Until 2007 Ireland enjoyed high levels of economic growth which led to the expansion of the car stock. Transport energy use fell with the recession; jet kerosene consumption decreased and the total number of private cars licensed for the first time fell by 49%. Despite the reduction in the transport sectors' final energy consumption, the overall trend since 1990 has been of exceptionally high growth. Energy use in the transport sector in 2013 was 97.5% dependent on oil products at an estimated cost of 3.5 billion Euro, just over half the estimated total cost of fuel imports. The biggest shift has been from petrol to diesel. While the overall consumption of both fuels has increased since 1990, consumption of diesel increased by almost 230% and its overall market share has grown from 33% in 1990 to 53% in 2012.

Since the early 2000s EU energy policy has driven changes in the transport sector. Changes to the taxation of private cars introduced in 2008 together with obligations on car manufacturers to improve the efficiency of their new car fleets have contributed to a profound change in the purchasing patterns of new cars. A carbon tax in 2010 applied to road transport petrol and diesel from December 2009 and was later extended to other fuel types. The average specific CO2 emissions of all new cars was 120.7gCO2/km compared to the 2007 the average of 164 gCO2/km. Setting emissions standards performances are part of a European wide drive to reduce greenhouse gas emissions.

With the introduction of the Biofuels Obligation Scheme in 2010 the share of biofuels as a percentage of petrol and diesel energy use was 4.8% in 2013. The initial target was increased to 6.383% in 2013. The 2009 Renewable Energy Directive set individually binding targets for each Member State. Ireland has to get 16% of its energy from renewable sources by 2020, and the target for the transport sector is 10%. The National Renewable Energy Action Plan set out goals for Electric Vehicles and biofuels as part of this. At the end of 2013 there were 420 Electric Vehicles in Ireland, including 251 private cars. This is less than 1% of the revised target for 2020 of 50,000 vehicles despite increases in the numbers registered. Other transport schemes include taxsaver commuter tickets and the cycle to work scheme.

The Irish road network is over 100,000 km of road of all types. There are 24,422 buses in operation, 66 trams and 2,384 km of railway with 142 passenger stations. The canals and rivers are used for leisure and recreation. In 2014, some 217,125 flights passed through airports in the Republic of Ireland carrying 26.5 million passengers and 139,000 tonnes of freight. With more than 1 million tonnes of freight handled at six ports, freight carried by rail has fallen while road freight has resumed growth.

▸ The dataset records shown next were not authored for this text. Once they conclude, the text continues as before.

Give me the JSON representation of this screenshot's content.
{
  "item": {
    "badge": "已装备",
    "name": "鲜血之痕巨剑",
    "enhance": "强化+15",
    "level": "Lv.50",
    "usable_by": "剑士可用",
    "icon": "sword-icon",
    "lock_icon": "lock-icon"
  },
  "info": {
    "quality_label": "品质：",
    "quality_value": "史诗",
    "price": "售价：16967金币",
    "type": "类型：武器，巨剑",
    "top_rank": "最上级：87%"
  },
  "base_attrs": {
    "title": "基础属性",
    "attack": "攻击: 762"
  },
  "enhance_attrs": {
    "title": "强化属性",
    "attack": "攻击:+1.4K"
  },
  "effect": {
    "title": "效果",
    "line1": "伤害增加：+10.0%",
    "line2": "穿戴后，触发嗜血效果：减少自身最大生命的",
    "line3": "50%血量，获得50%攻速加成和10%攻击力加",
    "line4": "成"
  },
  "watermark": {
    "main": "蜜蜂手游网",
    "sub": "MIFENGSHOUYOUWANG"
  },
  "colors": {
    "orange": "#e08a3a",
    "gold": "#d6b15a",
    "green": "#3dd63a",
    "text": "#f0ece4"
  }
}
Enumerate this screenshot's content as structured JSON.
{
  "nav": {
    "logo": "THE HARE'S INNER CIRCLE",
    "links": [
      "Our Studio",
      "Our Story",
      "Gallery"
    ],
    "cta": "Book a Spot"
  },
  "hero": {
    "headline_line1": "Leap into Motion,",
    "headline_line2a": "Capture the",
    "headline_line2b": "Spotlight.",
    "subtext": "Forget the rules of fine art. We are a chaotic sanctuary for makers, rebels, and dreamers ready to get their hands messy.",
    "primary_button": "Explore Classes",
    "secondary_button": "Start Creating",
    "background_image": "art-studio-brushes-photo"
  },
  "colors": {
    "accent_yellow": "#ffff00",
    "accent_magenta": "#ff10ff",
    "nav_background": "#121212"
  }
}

Ireland's car dependence is in line with the EU average while Ireland has a comparatively lower share for train but a higher share for bus. Transport energy demand fell between 2007 and 2012 but has picked up since in line with increased transport use.